AD: You’re working on a lot of new stuff right now, right?
AW: Yeah, we haven’t recorded any of it yet, right now most of our live set is new music. It’s exciting to see the new direction we are going in. With this sophomore album I think all the math-rock connotations will be dropped. It’s still rhythmically interesting, but we aren’t doing like crazy time signature changes. Now its way more like, “Here’s a pop song.” I don’t think we’re simplifying in a bad way, we’re just figuring out how to do it our way. A lot of our old stuff was very chaotic and I think it was just us trying to figure out how to do something that sounds different. Now we’ve come back around and just want to jam out and take it easy. Everything is so much easier that way, too. Practice is a lot harder when your time tempos are so crazy. Having been exposed to a lot of music I think you get this mentality that “We can do this so differently and crazier”, but then you realize “Oh, I actually can enjoy just cruising around and listening to something like Beach House.”
AD: I think people can get into a mind space where they feel like if their stuff is outwardly different or unique that there isn’t as much value to it. You did a block 2 block segment on living in Pilsen and talked about how much art and graffiti is around, which is all so incredible and vibrant. When you talked about that all I could think about was how your music seems to be the sonic interpretation of Pilsen’s vibrant art scene. Do you think that informs or inspires your sound at all?
AW: It does on various levels. You don’t see the street art you do here anywhere else in the city, it’s something you can’t ignore, it just seeps into you. Pilsen is still somewhat off the beaten path, we aren’t Wicker Park or Lakeview, it’s still a lot of families. I really value being surrouned by people who aren’t all like me. Also, Pilsen is not centrally located at all. You’re a little bit more closed off and when you’re trying to work on something that can be a really good thing. When we were really heavily writing for Chamomile Crush that was something that really helped.
AD: You guys went on your first big tour last summer, did you have any major first tour band lessons that you learned?
AW: Oh my god, Jesus Christ yes. We were really ambitious, I booked the tour, and we didn’t stay in a single city for more than a day. We played 20 shows in 18 days. We were constantly moving, there was never any chill time. The nature of doing it DIY and sleeping on people’s couches, getting back at three in the morning then having to leave again at eight caused us all to hit a wall.
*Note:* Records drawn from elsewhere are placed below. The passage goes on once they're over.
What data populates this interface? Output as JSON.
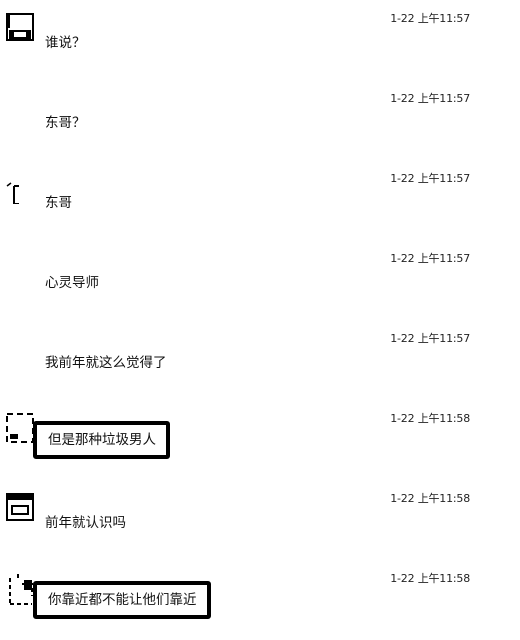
{
  "messages": [
    {
      "time": "1-22 上午11:57",
      "text": "谁说？"
    },
    {
      "time": "1-22 上午11:57",
      "text": "东哥？"
    },
    {
      "time": "1-22 上午11:57",
      "text": "东哥"
    },
    {
      "time": "1-22 上午11:57",
      "text": "心灵导师"
    },
    {
      "time": "1-22 上午11:57",
      "text": "我前年就这么觉得了"
    },
    {
      "time": "1-22 上午11:58",
      "text": "但是那种垃圾男人"
    },
    {
      "time": "1-22 上午11:58",
      "text": "前年就认识吗"
    },
    {
      "time": "1-22 上午11:58",
      "text": "你靠近都不能让他们靠近"
    }
  ]
}
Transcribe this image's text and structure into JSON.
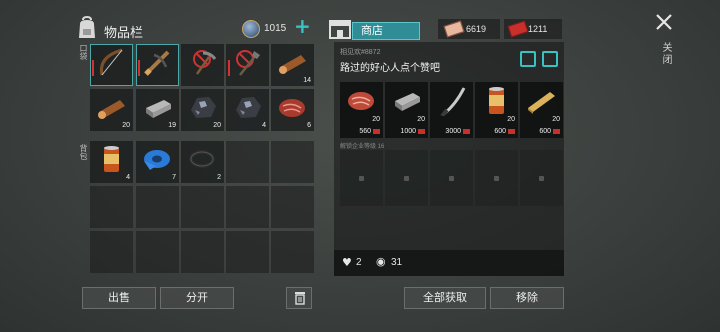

Like, I can’t physically do this again!
words & photos by Ashleigh Dye.
Listen to OSHWA here.
Don’t miss OSHWA tonight with BUKE & GASE and PALM.